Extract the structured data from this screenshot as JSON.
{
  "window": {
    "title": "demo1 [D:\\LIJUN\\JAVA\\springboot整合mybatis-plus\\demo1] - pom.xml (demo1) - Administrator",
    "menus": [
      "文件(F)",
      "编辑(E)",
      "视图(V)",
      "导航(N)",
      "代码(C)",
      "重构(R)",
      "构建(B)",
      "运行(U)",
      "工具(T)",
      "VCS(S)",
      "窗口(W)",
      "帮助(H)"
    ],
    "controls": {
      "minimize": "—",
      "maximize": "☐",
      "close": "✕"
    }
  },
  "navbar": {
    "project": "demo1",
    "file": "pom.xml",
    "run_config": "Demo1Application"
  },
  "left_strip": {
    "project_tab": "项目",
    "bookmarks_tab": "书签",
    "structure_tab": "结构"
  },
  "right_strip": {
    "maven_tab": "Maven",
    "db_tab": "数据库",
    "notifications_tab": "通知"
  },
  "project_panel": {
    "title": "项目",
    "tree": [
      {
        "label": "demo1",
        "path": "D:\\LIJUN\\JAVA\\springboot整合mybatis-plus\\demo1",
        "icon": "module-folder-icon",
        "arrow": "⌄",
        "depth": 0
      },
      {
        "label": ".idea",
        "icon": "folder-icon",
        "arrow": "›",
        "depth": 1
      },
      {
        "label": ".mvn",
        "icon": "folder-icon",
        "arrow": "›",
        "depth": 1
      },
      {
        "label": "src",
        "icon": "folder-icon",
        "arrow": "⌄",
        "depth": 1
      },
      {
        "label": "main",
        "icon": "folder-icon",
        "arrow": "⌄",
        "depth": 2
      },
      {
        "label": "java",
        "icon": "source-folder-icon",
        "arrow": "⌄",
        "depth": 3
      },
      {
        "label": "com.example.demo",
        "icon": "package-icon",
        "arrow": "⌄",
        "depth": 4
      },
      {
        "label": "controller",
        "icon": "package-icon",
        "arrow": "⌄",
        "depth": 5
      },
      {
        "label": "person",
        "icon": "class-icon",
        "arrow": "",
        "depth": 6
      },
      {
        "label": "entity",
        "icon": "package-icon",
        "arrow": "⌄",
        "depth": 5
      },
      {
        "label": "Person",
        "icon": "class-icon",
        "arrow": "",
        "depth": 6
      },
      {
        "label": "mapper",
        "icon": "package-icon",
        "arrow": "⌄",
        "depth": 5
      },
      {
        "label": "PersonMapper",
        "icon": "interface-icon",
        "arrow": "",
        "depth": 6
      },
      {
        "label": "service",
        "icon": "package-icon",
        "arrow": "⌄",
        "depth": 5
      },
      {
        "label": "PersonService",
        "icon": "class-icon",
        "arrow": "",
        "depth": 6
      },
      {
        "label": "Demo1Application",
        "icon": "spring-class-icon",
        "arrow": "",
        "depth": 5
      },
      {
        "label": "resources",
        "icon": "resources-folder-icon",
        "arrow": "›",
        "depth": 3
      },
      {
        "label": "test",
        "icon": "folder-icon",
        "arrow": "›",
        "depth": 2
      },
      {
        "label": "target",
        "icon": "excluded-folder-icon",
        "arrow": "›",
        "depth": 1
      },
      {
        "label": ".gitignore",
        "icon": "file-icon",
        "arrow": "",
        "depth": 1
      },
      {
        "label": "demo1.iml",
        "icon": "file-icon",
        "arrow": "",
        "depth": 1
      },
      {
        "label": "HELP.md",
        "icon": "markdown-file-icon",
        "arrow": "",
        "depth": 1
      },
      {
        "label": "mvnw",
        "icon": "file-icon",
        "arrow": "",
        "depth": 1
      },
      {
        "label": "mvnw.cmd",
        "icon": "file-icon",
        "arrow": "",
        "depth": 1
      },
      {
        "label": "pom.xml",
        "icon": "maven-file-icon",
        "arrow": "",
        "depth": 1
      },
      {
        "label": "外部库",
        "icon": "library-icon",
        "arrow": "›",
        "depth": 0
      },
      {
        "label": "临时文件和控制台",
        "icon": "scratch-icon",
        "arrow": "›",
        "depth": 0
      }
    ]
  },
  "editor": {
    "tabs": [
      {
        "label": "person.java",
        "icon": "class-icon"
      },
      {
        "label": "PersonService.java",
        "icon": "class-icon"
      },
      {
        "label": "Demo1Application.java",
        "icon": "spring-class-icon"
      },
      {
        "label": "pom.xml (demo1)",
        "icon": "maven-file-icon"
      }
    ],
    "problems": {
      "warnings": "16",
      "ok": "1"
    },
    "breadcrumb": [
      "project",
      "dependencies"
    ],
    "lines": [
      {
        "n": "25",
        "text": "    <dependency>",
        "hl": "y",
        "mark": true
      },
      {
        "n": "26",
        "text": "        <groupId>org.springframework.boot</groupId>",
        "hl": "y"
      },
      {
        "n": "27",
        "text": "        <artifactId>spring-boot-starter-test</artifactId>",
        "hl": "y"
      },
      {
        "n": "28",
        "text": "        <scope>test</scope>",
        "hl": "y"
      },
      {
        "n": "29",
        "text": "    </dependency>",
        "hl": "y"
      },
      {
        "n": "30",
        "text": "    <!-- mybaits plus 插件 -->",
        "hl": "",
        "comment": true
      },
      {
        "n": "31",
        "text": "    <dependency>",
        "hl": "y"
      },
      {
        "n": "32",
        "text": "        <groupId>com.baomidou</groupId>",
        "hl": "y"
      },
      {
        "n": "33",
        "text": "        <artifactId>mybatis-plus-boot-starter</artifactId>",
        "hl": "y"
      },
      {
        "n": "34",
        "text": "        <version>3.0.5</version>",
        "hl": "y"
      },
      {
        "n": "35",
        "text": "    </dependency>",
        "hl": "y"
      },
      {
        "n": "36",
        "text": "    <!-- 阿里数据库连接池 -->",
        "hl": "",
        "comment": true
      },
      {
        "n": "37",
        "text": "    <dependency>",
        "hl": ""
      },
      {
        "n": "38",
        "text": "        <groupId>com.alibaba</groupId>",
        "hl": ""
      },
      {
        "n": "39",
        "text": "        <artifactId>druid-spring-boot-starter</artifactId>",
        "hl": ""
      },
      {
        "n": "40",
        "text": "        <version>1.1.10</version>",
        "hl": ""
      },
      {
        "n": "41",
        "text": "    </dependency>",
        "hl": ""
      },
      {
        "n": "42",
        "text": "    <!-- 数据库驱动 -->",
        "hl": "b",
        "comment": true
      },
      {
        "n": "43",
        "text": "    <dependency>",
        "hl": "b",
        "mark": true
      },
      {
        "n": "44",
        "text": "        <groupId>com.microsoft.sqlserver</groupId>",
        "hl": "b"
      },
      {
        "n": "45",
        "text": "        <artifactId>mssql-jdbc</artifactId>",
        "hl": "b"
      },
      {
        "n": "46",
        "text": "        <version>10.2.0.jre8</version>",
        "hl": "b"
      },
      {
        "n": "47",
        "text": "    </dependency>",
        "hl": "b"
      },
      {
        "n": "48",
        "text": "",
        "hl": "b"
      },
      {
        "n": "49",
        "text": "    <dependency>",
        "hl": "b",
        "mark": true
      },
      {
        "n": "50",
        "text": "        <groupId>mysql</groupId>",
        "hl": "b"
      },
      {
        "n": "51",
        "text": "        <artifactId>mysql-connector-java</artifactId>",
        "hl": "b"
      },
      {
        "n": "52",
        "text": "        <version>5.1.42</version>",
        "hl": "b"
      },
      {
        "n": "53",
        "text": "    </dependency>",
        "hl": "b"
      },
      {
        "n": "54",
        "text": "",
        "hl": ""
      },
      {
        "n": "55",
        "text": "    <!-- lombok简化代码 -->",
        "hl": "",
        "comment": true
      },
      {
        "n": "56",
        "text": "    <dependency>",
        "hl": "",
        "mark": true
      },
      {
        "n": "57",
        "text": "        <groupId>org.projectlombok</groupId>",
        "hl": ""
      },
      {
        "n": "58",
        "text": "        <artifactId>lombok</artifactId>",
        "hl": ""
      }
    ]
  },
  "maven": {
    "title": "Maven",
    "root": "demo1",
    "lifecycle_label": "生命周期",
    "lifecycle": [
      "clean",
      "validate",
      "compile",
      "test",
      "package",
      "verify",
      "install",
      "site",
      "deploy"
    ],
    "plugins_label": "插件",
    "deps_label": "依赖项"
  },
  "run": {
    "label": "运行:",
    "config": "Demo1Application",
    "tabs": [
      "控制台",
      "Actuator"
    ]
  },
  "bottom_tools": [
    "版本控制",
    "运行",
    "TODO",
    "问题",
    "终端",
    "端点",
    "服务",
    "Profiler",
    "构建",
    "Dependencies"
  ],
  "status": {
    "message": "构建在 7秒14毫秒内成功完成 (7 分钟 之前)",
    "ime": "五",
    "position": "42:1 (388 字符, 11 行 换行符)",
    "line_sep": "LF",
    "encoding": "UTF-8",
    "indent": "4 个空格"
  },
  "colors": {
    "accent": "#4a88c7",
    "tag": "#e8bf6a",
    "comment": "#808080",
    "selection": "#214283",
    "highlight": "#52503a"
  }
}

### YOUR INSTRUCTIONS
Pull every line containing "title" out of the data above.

### RESULT FOR THIS EXERCISE
    "title": "demo1 [D:\\LIJUN\\JAVA\\springboot整合mybatis-plus\\demo1] - pom.xml (demo1) - Administrator",
    "title": "项目",
    "title": "Maven",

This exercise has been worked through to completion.